LHC Reawakens, Sending Proton Beams Running at the Speed of Light

Cern's damaged magnets underwent repairs at a nearby above-ground site. This man is working on the end of a dipole magnet, which contains six conductors, each of which carried 8,000 amps but were capable of conducting up to 13,000. In superconducting magnets like this one, the internal materials are kept at some of the lowest temperatures imaginable, decreasing resistance and allowing them to generate electricity with virtually no loss of heat. Courtesy Cern

Over the weekend, Cern ran particle beams through the Large Hadron Collider for the first time since it was shut down last September. After a helium leak caused magnets to overheat, operations at the LHC were suspended for cleanup and repairs. After tests on October 23 and 25, scientists hope to have the LHC running again in full by November.

The LHC ring — which measures 17 miles all around — is divided into eight sectors, two of which were tested this weekend. Scientists introduced proton and lead ion beams clockwise and counterclockwise through the 2.2-mile-long sectors. Cern reported that results showed “a perfect functioning of the machine,” in preparation for a fully circulating beam next month.

Superconducting magnets in the LHC function at a temperature of 2 Kelvin — that’s two degrees above absolute zero. Maintaining this kind of cold requires the use of superfluid helium, which in turn allows the electrical current to pass through without encountering any resistance, Cern’s Christine Darve told PopSci.com. By sending the intense proton beams through what she calls a “moon vacuum,” scientists are able to reap 100 times more energy than through a normal magnet.
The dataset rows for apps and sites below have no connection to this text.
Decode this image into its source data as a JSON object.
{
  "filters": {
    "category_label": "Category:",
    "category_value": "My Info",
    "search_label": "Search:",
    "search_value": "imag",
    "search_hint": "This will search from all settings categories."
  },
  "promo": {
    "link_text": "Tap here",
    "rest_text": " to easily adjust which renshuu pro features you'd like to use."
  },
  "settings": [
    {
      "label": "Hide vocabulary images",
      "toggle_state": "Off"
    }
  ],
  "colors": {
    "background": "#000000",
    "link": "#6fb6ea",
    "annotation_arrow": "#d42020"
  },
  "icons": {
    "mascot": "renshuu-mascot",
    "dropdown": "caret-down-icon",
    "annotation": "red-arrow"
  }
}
By 2011, scientists hope to accelerate the proton beams up to 3.5 trillion electron volts, but this weekend they started out with just 450 billion. Collisions of the beams as they travel at near lightspeed may yield new particles, which scientists hope will provide clues about the Big Bang and the nature of the universe.

While this may be possible in the future, scientists are now glad to see that the magnets, which are connected by six conductors capable of transmitting up to 13,000 amps each, are once again in working order.